### Description of the task
Please show all lines of the records that include "Antécédents".

Items from an interface collection
※ ※ ※

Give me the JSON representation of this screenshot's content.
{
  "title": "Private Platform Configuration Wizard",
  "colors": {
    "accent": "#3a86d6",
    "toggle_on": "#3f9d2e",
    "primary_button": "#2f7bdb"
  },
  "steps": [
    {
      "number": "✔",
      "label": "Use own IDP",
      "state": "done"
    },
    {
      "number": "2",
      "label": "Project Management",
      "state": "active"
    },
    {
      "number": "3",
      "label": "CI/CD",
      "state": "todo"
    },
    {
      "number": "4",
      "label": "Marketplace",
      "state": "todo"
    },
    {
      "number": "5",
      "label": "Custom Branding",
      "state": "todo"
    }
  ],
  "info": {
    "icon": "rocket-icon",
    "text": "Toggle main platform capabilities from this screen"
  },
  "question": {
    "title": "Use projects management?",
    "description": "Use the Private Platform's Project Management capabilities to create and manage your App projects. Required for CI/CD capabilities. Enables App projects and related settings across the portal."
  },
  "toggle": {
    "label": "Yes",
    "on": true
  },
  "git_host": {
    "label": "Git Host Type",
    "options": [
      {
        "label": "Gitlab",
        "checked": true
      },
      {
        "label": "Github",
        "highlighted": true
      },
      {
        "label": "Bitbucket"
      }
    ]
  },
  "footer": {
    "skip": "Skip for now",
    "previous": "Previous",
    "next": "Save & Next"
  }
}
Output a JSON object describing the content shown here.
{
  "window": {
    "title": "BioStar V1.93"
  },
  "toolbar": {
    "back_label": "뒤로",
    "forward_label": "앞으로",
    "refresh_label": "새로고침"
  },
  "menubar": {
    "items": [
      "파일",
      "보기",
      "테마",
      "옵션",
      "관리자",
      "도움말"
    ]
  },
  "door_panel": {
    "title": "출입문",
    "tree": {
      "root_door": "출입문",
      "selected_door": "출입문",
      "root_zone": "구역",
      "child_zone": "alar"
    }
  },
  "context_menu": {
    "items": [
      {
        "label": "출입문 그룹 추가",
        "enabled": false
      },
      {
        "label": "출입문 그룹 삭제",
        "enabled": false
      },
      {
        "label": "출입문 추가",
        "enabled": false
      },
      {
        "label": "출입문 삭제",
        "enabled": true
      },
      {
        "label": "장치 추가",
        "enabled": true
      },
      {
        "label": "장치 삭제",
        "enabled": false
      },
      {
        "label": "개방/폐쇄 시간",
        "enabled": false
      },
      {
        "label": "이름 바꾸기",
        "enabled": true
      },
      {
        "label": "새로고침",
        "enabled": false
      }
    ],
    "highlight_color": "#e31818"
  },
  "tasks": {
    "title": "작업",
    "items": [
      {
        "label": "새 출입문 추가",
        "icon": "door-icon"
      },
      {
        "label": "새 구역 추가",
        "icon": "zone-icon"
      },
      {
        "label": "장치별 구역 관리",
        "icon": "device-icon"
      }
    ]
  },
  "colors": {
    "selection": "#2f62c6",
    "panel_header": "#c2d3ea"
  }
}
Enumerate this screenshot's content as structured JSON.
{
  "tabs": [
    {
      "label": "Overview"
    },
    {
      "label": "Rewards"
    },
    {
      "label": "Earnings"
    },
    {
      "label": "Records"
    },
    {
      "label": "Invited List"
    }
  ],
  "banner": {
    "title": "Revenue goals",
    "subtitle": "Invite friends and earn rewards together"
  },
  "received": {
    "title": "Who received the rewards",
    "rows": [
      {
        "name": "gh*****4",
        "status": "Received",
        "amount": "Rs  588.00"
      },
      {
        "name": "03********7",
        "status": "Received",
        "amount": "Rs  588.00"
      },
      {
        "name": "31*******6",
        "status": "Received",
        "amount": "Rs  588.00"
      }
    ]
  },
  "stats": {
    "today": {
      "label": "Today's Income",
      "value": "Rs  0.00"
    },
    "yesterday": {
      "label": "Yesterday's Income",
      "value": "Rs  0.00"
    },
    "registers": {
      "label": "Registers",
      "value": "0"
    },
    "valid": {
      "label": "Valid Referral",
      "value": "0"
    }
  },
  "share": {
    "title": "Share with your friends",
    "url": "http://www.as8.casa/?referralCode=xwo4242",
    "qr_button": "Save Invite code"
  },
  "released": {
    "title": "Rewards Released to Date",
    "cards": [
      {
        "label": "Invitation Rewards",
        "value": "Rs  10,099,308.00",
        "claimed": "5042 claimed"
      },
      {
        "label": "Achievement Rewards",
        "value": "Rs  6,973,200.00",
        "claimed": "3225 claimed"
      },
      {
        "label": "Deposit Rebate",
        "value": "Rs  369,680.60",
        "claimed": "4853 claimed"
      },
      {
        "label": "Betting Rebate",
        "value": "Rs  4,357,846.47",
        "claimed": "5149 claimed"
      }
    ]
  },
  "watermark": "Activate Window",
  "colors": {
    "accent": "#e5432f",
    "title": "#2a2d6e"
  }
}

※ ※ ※

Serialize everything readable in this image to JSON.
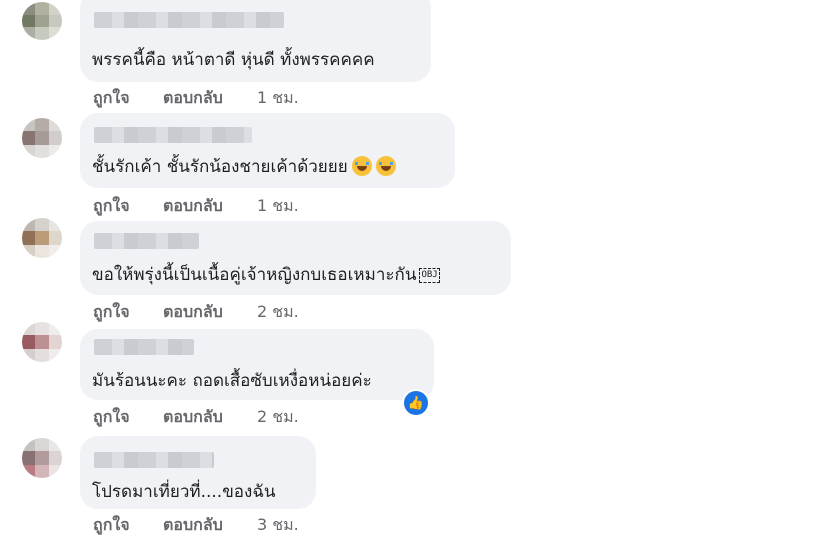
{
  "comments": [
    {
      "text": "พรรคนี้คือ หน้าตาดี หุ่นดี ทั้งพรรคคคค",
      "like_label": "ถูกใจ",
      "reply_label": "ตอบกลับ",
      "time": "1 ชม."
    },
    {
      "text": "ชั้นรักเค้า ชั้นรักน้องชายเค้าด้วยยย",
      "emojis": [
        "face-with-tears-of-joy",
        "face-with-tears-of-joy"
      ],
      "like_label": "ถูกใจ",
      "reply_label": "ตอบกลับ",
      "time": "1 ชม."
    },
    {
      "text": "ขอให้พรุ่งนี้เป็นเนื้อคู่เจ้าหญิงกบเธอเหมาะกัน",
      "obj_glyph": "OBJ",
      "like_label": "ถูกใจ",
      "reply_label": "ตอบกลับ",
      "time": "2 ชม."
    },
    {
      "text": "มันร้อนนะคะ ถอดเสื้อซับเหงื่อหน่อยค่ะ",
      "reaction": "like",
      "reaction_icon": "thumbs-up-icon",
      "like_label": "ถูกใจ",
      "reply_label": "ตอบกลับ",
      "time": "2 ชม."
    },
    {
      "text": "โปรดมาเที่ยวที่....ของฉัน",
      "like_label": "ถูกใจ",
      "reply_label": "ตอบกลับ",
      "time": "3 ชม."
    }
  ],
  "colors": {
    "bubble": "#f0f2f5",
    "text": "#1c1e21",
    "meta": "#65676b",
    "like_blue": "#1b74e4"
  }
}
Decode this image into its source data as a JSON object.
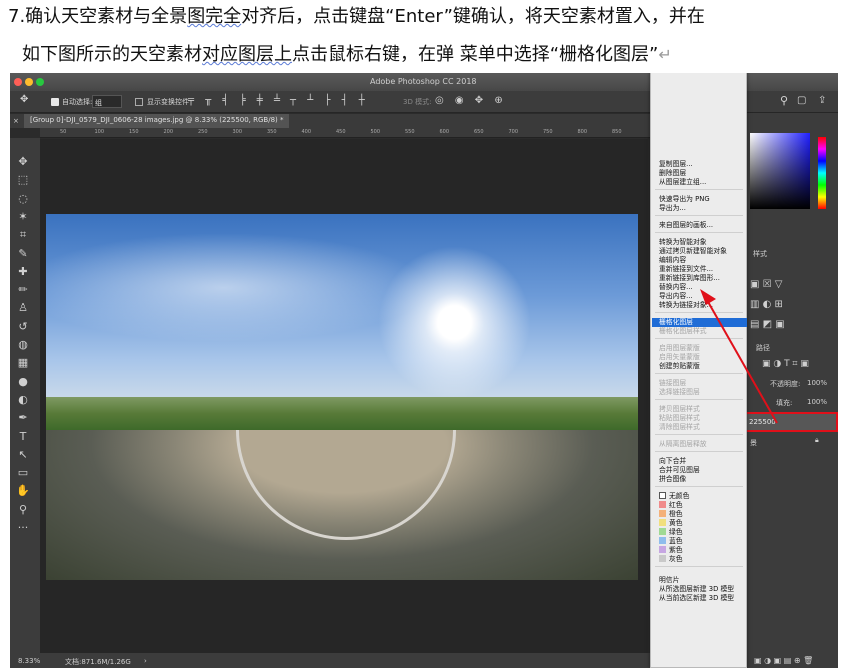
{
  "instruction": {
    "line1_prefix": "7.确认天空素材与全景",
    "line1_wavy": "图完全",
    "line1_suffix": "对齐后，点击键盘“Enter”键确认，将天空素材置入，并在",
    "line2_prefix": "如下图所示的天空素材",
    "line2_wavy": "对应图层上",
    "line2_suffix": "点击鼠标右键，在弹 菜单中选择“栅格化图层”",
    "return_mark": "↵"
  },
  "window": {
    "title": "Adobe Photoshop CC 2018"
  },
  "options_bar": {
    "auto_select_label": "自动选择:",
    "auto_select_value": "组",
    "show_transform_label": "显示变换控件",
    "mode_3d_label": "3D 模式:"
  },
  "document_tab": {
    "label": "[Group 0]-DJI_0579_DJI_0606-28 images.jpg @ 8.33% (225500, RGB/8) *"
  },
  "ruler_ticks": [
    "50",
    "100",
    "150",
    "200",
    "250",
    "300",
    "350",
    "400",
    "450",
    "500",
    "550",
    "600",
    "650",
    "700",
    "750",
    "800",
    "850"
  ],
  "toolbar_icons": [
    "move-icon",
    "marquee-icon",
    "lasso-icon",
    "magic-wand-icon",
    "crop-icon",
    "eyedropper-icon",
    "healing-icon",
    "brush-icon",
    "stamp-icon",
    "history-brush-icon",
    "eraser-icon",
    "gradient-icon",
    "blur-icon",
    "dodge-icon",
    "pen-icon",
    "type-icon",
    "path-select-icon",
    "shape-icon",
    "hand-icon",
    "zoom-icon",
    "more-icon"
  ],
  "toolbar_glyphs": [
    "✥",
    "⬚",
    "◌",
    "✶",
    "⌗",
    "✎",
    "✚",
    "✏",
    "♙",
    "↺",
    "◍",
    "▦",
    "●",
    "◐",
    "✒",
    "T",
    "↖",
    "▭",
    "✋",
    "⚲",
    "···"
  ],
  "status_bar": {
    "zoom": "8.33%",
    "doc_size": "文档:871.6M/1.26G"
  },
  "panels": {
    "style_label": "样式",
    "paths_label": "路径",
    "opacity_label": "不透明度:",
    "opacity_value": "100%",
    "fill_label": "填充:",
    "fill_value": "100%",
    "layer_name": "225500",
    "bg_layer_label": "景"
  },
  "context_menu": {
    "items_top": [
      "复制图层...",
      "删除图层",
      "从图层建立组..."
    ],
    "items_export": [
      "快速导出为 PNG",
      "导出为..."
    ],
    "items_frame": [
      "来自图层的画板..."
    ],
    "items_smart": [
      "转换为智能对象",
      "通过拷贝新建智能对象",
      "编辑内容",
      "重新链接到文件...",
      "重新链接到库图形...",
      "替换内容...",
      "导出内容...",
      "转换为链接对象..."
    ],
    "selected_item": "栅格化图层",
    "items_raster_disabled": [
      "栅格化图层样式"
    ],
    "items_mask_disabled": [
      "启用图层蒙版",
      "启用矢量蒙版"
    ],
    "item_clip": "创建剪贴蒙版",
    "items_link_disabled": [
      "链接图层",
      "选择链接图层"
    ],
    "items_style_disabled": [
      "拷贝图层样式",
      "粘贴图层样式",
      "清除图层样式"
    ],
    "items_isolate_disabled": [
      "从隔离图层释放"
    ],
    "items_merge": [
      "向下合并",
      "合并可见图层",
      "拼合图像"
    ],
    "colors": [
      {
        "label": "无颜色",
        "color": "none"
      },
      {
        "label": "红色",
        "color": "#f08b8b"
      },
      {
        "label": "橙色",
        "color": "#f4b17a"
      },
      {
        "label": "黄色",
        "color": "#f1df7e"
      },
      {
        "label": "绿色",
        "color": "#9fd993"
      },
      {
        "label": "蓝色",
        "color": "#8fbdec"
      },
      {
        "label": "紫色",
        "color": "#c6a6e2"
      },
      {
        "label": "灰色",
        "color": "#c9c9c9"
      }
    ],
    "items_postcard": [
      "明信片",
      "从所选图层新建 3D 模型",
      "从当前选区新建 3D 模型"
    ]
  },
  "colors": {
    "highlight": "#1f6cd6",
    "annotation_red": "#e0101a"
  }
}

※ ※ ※

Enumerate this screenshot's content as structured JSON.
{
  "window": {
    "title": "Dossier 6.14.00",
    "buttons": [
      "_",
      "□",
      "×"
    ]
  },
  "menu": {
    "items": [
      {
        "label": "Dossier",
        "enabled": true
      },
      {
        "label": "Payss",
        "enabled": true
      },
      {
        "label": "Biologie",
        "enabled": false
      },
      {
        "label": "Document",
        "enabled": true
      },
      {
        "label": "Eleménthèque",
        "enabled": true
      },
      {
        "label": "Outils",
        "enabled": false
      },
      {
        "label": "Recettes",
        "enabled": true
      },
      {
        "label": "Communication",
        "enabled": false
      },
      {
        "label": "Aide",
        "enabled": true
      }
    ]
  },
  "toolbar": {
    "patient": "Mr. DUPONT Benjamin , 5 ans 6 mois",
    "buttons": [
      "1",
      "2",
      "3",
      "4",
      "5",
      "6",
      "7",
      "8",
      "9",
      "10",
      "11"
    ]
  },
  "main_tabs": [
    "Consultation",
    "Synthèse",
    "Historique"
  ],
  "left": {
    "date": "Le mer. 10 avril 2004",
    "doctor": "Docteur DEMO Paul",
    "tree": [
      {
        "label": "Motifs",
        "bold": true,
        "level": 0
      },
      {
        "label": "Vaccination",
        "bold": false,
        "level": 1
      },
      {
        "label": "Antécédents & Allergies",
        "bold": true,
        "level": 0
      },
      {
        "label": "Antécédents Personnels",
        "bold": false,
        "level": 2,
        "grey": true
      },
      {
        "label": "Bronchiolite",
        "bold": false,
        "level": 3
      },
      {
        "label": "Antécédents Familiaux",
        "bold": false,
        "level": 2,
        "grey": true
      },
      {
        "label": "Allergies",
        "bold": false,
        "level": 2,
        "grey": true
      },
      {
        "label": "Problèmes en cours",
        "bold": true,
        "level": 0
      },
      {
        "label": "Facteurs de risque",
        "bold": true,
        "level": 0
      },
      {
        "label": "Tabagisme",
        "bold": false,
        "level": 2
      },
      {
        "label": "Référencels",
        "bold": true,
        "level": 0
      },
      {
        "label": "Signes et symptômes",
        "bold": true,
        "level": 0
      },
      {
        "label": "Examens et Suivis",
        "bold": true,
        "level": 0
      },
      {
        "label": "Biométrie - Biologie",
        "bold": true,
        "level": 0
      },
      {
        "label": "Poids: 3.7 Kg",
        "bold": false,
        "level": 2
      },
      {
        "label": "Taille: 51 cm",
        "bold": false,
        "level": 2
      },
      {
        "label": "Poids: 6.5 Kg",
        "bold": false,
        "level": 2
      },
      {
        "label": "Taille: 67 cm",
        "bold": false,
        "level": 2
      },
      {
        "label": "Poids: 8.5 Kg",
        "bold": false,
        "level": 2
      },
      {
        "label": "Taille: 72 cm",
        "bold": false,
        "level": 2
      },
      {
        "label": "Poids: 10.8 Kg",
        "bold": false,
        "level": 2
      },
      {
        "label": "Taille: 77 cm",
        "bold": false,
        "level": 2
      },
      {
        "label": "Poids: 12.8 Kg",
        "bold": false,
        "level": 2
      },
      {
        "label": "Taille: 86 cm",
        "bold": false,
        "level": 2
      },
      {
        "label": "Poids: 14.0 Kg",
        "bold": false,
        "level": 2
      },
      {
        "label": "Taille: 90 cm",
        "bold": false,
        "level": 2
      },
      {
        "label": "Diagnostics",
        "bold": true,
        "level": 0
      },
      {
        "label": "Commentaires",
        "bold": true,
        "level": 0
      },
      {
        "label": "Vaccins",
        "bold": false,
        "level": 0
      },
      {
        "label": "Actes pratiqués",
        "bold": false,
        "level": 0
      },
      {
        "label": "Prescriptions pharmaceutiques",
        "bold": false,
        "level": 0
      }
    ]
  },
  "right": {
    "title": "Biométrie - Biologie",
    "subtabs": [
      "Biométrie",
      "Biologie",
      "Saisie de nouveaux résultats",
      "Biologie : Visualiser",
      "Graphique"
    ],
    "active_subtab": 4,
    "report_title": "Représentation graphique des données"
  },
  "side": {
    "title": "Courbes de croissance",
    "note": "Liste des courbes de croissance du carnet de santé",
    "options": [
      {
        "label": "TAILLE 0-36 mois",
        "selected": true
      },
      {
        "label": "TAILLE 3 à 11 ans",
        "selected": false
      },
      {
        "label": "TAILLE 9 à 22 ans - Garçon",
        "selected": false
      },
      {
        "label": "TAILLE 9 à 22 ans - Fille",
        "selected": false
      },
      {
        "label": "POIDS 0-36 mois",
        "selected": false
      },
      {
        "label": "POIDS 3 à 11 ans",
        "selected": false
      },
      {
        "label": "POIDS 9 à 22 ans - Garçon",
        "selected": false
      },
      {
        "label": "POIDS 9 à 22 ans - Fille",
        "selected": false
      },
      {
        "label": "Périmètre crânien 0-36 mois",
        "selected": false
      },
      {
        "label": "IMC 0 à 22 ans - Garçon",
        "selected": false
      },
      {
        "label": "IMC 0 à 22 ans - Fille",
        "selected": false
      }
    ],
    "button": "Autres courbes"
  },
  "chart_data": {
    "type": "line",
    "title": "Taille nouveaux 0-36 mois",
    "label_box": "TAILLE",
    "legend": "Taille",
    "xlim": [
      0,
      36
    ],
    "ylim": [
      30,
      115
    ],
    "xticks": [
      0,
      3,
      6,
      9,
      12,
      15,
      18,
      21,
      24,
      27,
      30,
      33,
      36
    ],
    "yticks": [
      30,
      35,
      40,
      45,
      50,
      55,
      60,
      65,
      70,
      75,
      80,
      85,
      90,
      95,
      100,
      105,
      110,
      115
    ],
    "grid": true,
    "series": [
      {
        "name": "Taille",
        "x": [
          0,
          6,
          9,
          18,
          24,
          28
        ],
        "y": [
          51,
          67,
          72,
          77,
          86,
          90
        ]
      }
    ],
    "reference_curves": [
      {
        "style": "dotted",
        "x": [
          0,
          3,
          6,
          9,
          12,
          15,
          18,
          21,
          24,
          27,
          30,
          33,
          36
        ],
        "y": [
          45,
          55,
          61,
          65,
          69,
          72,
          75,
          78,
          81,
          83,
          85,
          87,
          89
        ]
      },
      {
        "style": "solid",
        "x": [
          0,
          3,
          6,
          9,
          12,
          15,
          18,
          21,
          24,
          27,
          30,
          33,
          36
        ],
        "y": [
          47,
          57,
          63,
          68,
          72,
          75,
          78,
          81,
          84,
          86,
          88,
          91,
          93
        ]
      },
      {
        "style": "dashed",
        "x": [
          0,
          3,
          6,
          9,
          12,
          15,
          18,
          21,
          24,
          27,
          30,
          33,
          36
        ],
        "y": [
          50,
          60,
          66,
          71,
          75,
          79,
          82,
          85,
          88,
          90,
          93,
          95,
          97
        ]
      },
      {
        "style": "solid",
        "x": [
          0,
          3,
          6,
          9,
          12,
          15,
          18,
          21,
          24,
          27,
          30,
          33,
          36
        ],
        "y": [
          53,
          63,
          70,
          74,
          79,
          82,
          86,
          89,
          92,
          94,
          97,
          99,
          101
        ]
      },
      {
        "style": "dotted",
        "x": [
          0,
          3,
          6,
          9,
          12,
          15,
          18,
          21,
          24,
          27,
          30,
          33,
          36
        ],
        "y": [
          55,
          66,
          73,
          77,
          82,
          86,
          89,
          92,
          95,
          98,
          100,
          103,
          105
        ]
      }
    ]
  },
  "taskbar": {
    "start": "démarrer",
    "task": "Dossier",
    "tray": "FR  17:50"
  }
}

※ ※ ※

### Result below
        "label": "Antécédents & Allergies",
        "label": "Antécédents Personnels",
        "label": "Antécédents Familiaux",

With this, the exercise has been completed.